One of the most frequent reasons for going through adult therapy is to develop a strategy to learn how to cope with a significant life change. A life-interrupted life change concerns something that considerably disrupts a life, including death, terminal illness, and a natural disaster. Changes within your work environment constitute a professional change, which can lead to the development of mental health issues that result from relocation, demotion, and the loss of a job. Lifestyle changes typically do not warrant adult therapy support, but some issues can arise because of a dramatic change in your work schedule or having to move your office to another city. A transformational change represents a dramatic change in appearance, disposition, or general outlook on life.
Let’s take a look at some traumatic events that can require adult therapy support to help navigate a patient through difficult mental health issues.
Simply put, a divorce can tear a family apart. From deep-rooted hostility to acute separation anxiety, a divorce can trigger extremely painful feelings. Resentment represents one of the most common feelings experienced by the family members negatively impacted by a divorce, especially younger children that no longer have the consistent support of a two-parent household.
Family therapy can help mitigate the highly negative emotions that develop because of a divorce.
The loss of a loved one is the most significant traumatic event that can affect family members for years to come. Intense grief coupled with a loss of consortium can leave family members feeling vulnerable, as well as anxious because of having to deal with an uncertain future. If the death of a loved one is unexpected, the feeling of grief and loss of consortium become much more pronounced.
EMDR therapy implements an effective technique to help a patient process difficult memories such as the death of a loved one.
Another way EMDR therapy can help is after someone goes through a natural disaster. The development of Post-Traumatic Stress Disorder (PTSD) in the aftermath of a natural disaster can last for years if not treated right away. For example, someone who lived through a tornadic outbreak might experience acute fear every time the National Weather Service issues a Tornado Watch.
Victim of a Violent Crime
Victims of violent crimes experience a wide variety of negative emotions, from recurring panic attacks to the inability to suppress the terrible memories of being victimized.

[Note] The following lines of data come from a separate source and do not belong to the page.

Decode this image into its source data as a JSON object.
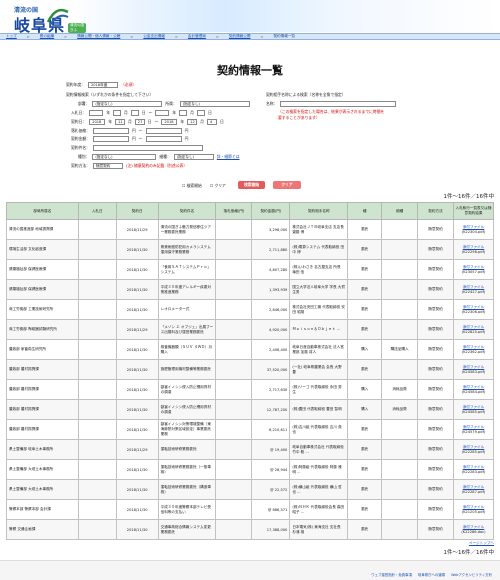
{
  "header": {
    "logo_sub": "清流の国",
    "logo_main": "岐阜県",
    "logo_badge": "清流の国ぎふ"
  },
  "breadcrumb": [
    "トップ",
    "県の組織",
    "情報公開・個人情報・公聴",
    "公金支出情報",
    "会計管理局",
    "契約情報公開",
    "契約情報一覧"
  ],
  "page_title": "契約情報一覧",
  "form": {
    "year_label": "契約年度：",
    "year_value": "2018年度",
    "year_required": "（必須）",
    "search_info_label": "契約情報検索（いずれかの条件を指定して下さい）",
    "dept_label": "部署：",
    "dept_value": "(指定なし)",
    "section_label": "所属：",
    "section_value": "(指定なし)",
    "nyusatsu_label": "入札日：",
    "contract_date_label": "契約日：",
    "contract_from_year": "2018",
    "contract_from_month": "11",
    "contract_from_day": "27",
    "contract_to_year": "2018",
    "contract_to_month": "12",
    "contract_to_day": "4",
    "min_price_label": "落札価格：",
    "amount_label": "契約金額：",
    "name_label": "契約件名：",
    "kind_label": "種別：",
    "kind_value": "(指定なし)",
    "region_label": "細種：",
    "region_value": "(指定なし)",
    "region_link": "詳・細節とは",
    "method_label": "契約方法：",
    "method_value": "随意契約",
    "method_note": "(注) 随意契約のみ記載（別途公表）",
    "partner_label": "契約相手名称による検索（名称を全角で指定）",
    "partner_name_label": "名称：",
    "partner_note": "（この検索を指定した場合は、結果が表示されるまでに時間を要することがあります）",
    "unit_year": "年",
    "unit_month": "月",
    "unit_day": "日",
    "unit_yen": "円"
  },
  "buttons": {
    "search_toggle": "検索開始",
    "clear_toggle": "クリア",
    "search": "検索開始",
    "clear": "クリア"
  },
  "result_count": "1件～16件／16件中",
  "page_link": "ページトップへ",
  "table": {
    "headers": [
      "部局所属名",
      "入札日",
      "契約日",
      "契約件名",
      "落札価格(円)",
      "契約金額(円)",
      "契約相手名称",
      "種",
      "細種",
      "契約方法",
      "入札執行一覧表又は随意契約結果"
    ],
    "rows": [
      [
        "清流の国推進部 地域振興課",
        "",
        "2018/11/29",
        "清流の国ぎふ魅力発信移住ツアー業務委託業務",
        "",
        "3,298,000",
        "株式会社ＪＴＢ岐阜支店 支店長 齋藤 博",
        "委託",
        "",
        "随意契約",
        "添付ファイル",
        "(K22304.pdf)"
      ],
      [
        "環境生活部 文化創造課",
        "",
        "2018/11/30",
        "県美術館防犯用カメラシステム運用保守業務業務",
        "",
        "2,711,880",
        "(株)電算システム 代表取締役 田中 博",
        "委託",
        "",
        "随意契約",
        "添付ファイル",
        "(K22298.pdf)"
      ],
      [
        "健康福祉部 保健医療課",
        "",
        "2018/11/30",
        "「食育ＳＡＴシステムＰｒｏ」システム",
        "",
        "4,807,280",
        "(株)いわさき 名古屋支店 所長 篠田 信",
        "委託",
        "",
        "随意契約",
        "添付ファイル",
        "(K23057.pdf)"
      ],
      [
        "健康福祉部 保健医療課",
        "",
        "2018/11/30",
        "平成３０年度アレルギー疾患対策推進業務",
        "",
        "1,393,939",
        "国立大学法人岐阜大学 学長 大賀 生男",
        "委託",
        "",
        "随意契約",
        "添付ファイル",
        "(K22427.pdf)"
      ],
      [
        "商工労働部 工業技術研究所",
        "",
        "2018/11/30",
        "レオロメーター式",
        "",
        "2,646,000",
        "株式会社安田工機 代表取締役 安田 昭雄",
        "委託",
        "",
        "随意契約",
        "添付ファイル",
        "(K22306.pdf)"
      ],
      [
        "商工労働部 陶磁器試験研究所",
        "",
        "2018/11/29",
        "「メゾン エ オブジェ」出展ブース出展料及び運営業務委託",
        "",
        "4,920,000",
        "Ｍａｉｓｏｎ＆Ｏｂｊｅｔ ...",
        "委託",
        "",
        "随意契約",
        "添付ファイル",
        "(K22825.pdf)"
      ],
      [
        "農政部 家畜衛生研究所",
        "",
        "2018/11/30",
        "検査機器類（ＳＵＶ ４ＷＤ）月購入",
        "",
        "2,406,400",
        "岐阜日産自動車株式会社 法人営業部 加藤 将人",
        "購入",
        "購送品購入",
        "随意契約",
        "添付ファイル",
        "(K22362.pdf)"
      ],
      [
        "農政部 農村振興課",
        "",
        "2018/11/30",
        "施肥管理用機材整備等業務委託",
        "",
        "37,520,000",
        "(一社) 岐阜県農業会 会長 大野 豊",
        "委託",
        "",
        "随意契約",
        "添付ファイル",
        "(K24583.pdf)"
      ],
      [
        "農政部 農村振興課",
        "",
        "2018/11/30",
        "獣害イノシシ侵入防止柵用資材の調達",
        "",
        "2,717,630",
        "(株)ソーゴ 代表取締役 永田 秀生",
        "購入",
        "消耗品費",
        "随意契約",
        "添付ファイル",
        "(K24584.pdf)"
      ],
      [
        "農政部 農村振興課",
        "",
        "2018/11/30",
        "獣害イノシシ侵入防止柵用資材の調達",
        "",
        "12,787,200",
        "(株)豊田 代表取締役 豊田 智明",
        "購入",
        "消耗品費",
        "随意契約",
        "添付ファイル",
        "(K24585.pdf)"
      ],
      [
        "農政部 農村振興課",
        "",
        "2018/11/30",
        "獣害イノシシ対策環境整備（東海豚熱対策区域設定）事業委託業務",
        "",
        "6,210,611",
        "(株)吉川組 代表取締役 吉川 貴也",
        "委託",
        "",
        "随意契約",
        "添付ファイル",
        "(K24579.pdf)"
      ],
      [
        "県土整備部 岐阜土木事務所",
        "",
        "2018/11/29",
        "運転技術研修業務委託",
        "",
        "@ 19,400",
        "岐阜自動車株式会社 代表取締役 竹中 聡 ...",
        "委託",
        "",
        "随意契約",
        "添付ファイル",
        "(K22285.pdf)"
      ],
      [
        "県土整備部 大垣土木事務所",
        "",
        "2018/11/30",
        "運転技術研修業務委託（一般車検）",
        "",
        "@ 28,944",
        "(株)阿藤組 代表取締役 阿藤 雅明 ...",
        "委託",
        "",
        "随意契約",
        "添付ファイル",
        "(K22283.pdf)"
      ],
      [
        "県土整備部 大垣土木事務所",
        "",
        "2018/11/30",
        "運転技術研修業務委託（構造車検）",
        "",
        "@ 22,572",
        "(株)横山組 代表取締役 横山 哲也 ...",
        "委託",
        "",
        "随意契約",
        "添付ファイル",
        "(K22287.pdf)"
      ],
      [
        "警察本部 警察本部 会計課",
        "",
        "2018/11/30",
        "平成３０年度警察本部テレビ受信料等の支払い",
        "",
        "@ 886,571",
        "(株)ＮＨＫ 代表取締役会長 森田昭子 ...",
        "委託",
        "",
        "随意契約",
        "添付ファイル",
        "(K21205.pdf)"
      ],
      [
        "警察 交通企画課",
        "",
        "2018/11/30",
        "交通事故総合情報システム変更業務委託",
        "",
        "17,388,000",
        "日本電気(株) 東海支社 支社長 杉浦 雄",
        "委託",
        "",
        "随意契約",
        "添付ファイル",
        "(K22286.doc)"
      ]
    ]
  },
  "footer": {
    "links": [
      "ウェブ運営指針・免責事項",
      "岐阜県庁への道順",
      "Webアクセシビリティ方針"
    ]
  }
}
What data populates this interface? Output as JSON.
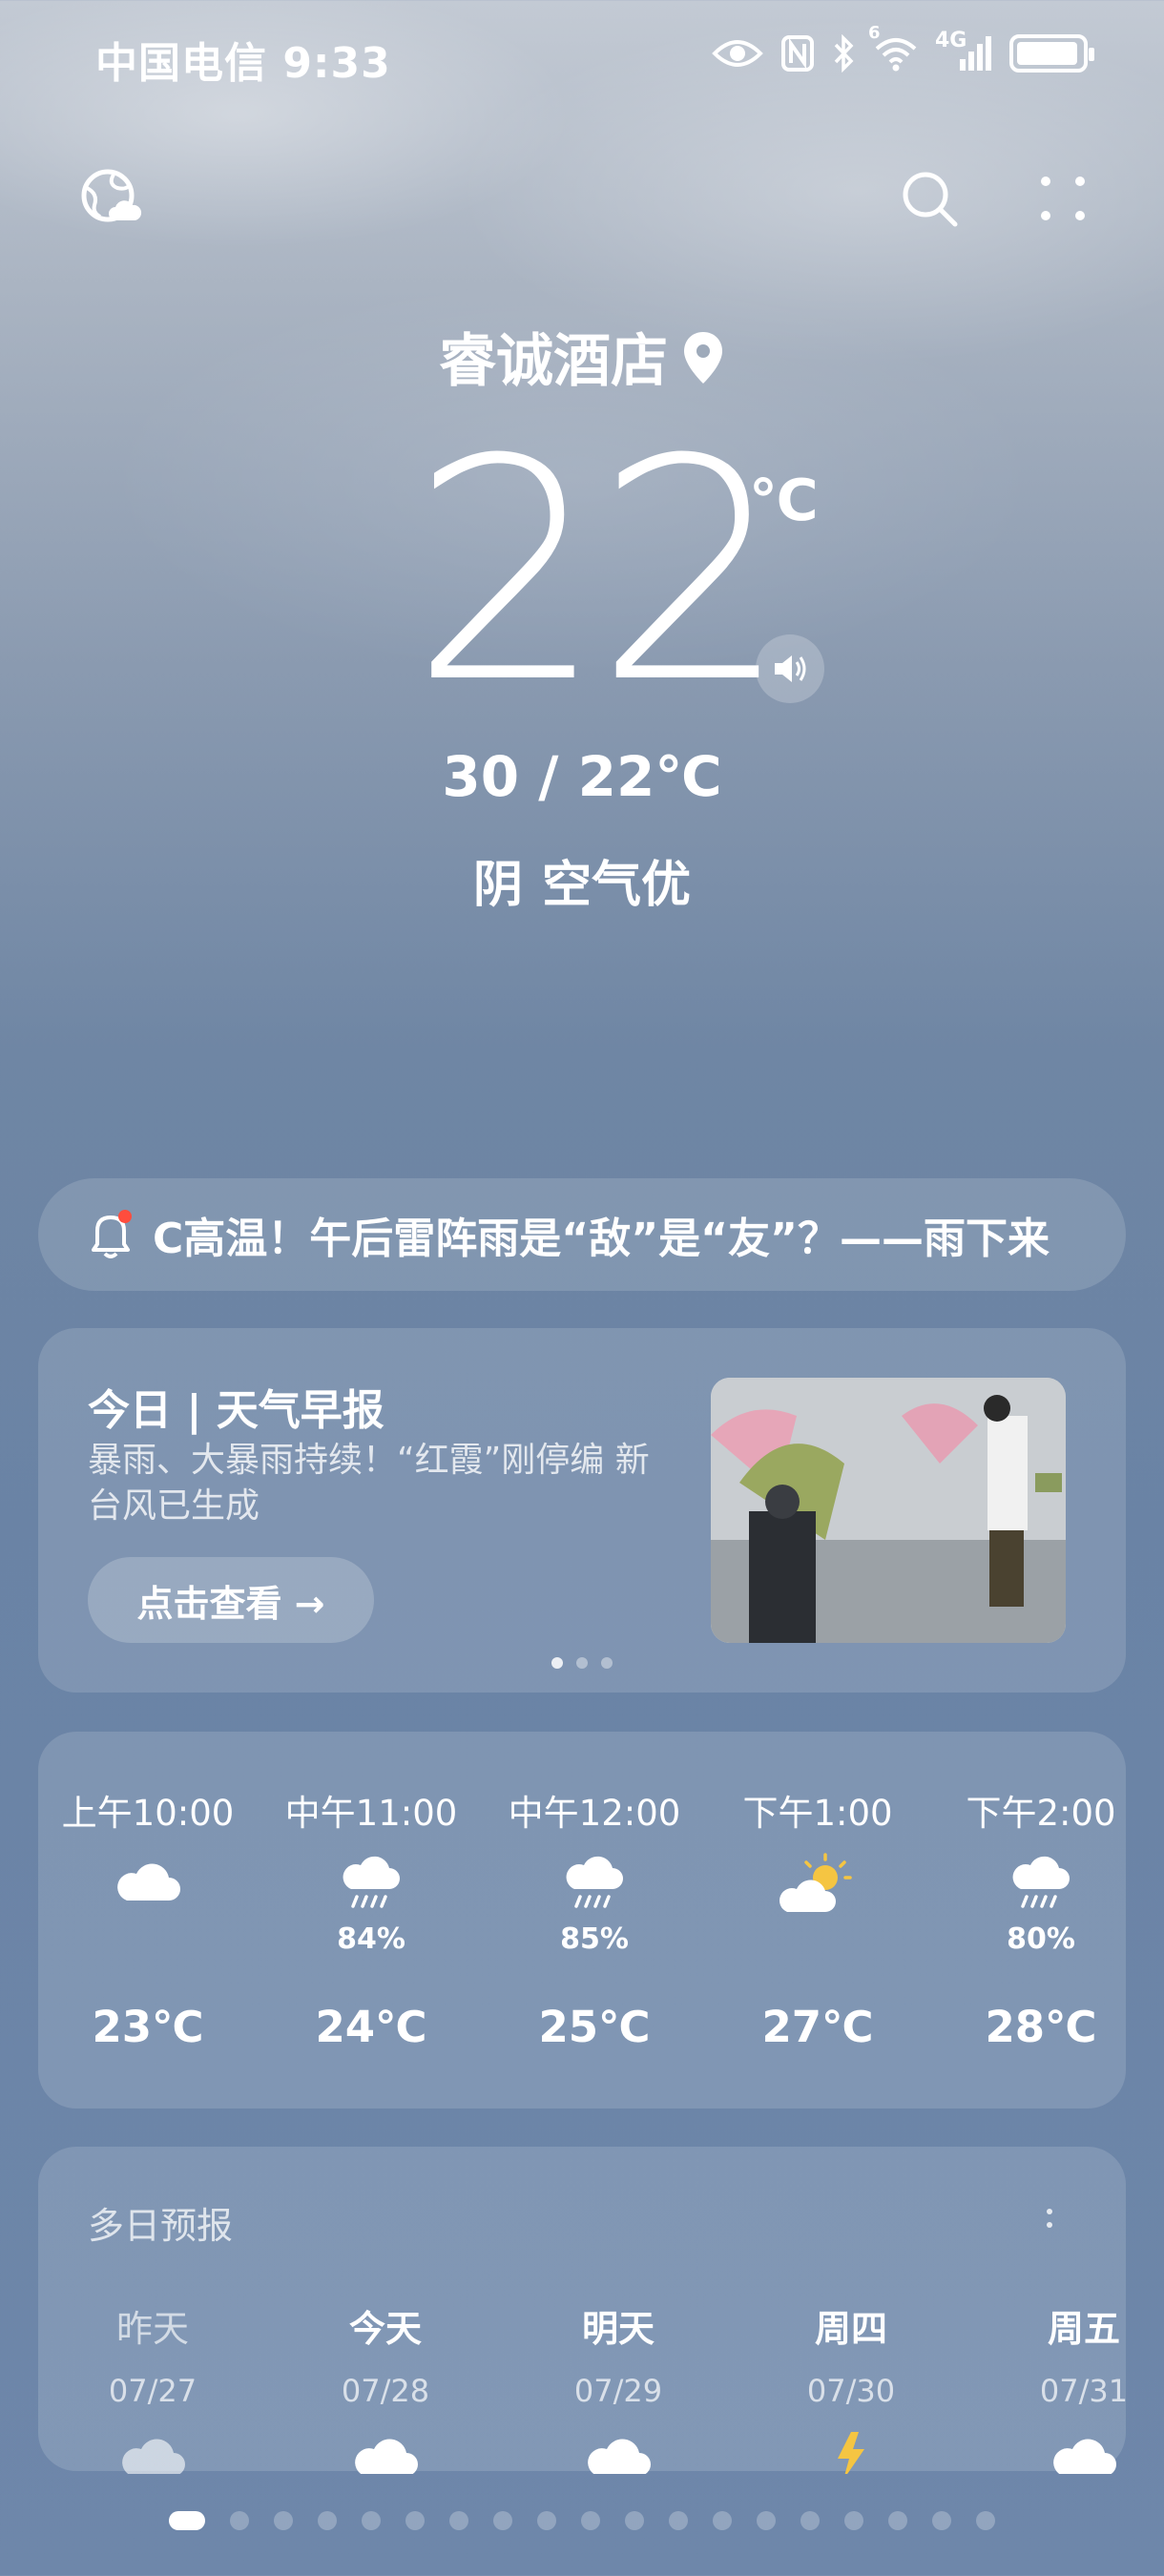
{
  "status_bar": {
    "carrier_time": "中国电信 9:33",
    "network": "4G",
    "wifi_badge": "6",
    "battery_level_percent": 95
  },
  "header": {
    "location": "睿诚酒店",
    "temperature": "22",
    "unit": "℃",
    "range": "30 / 22℃",
    "condition": "阴",
    "air_quality": "空气优"
  },
  "alert": {
    "text": "C高温！午后雷阵雨是“敌”是“友”？——雨下来"
  },
  "news": {
    "title": "今日 | 天气早报",
    "subtitle": "暴雨、大暴雨持续！“红霞”刚停编 新台风已生成",
    "button": "点击查看 →"
  },
  "hourly": [
    {
      "time": "上午10:00",
      "icon": "cloudy-icon",
      "precip": "",
      "temp": "23℃"
    },
    {
      "time": "中午11:00",
      "icon": "rain-icon",
      "precip": "84%",
      "temp": "24℃"
    },
    {
      "time": "中午12:00",
      "icon": "rain-icon",
      "precip": "85%",
      "temp": "25℃"
    },
    {
      "time": "下午1:00",
      "icon": "partly-sunny-icon",
      "precip": "",
      "temp": "27℃"
    },
    {
      "time": "下午2:00",
      "icon": "rain-icon",
      "precip": "80%",
      "temp": "28℃"
    }
  ],
  "multi_day": {
    "title": "多日预报",
    "days": [
      {
        "label": "昨天",
        "date": "07/27",
        "icon": "cloudy-icon"
      },
      {
        "label": "今天",
        "date": "07/28",
        "icon": "cloudy-icon"
      },
      {
        "label": "明天",
        "date": "07/29",
        "icon": "cloudy-icon"
      },
      {
        "label": "周四",
        "date": "07/30",
        "icon": "thunder-icon"
      },
      {
        "label": "周五",
        "date": "07/31",
        "icon": "cloudy-icon"
      }
    ]
  },
  "pager": {
    "count": 19,
    "active": 0
  },
  "colors": {
    "accent": "#ffffff",
    "alert_dot": "#ff4d3d",
    "sun": "#f5c542"
  }
}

Many victims of violent crimes develop PTSD symptoms, which the implementation of EMDR therapy techniques can alleviate and eventually help dissipate.
If a life change has created strong negative emotions, act with a sense of urgency by scheduling an appointment with a properly credentialed therapist. The therapist that you work with will help you move forward with your life by teaching you how to adapt to the changes in it.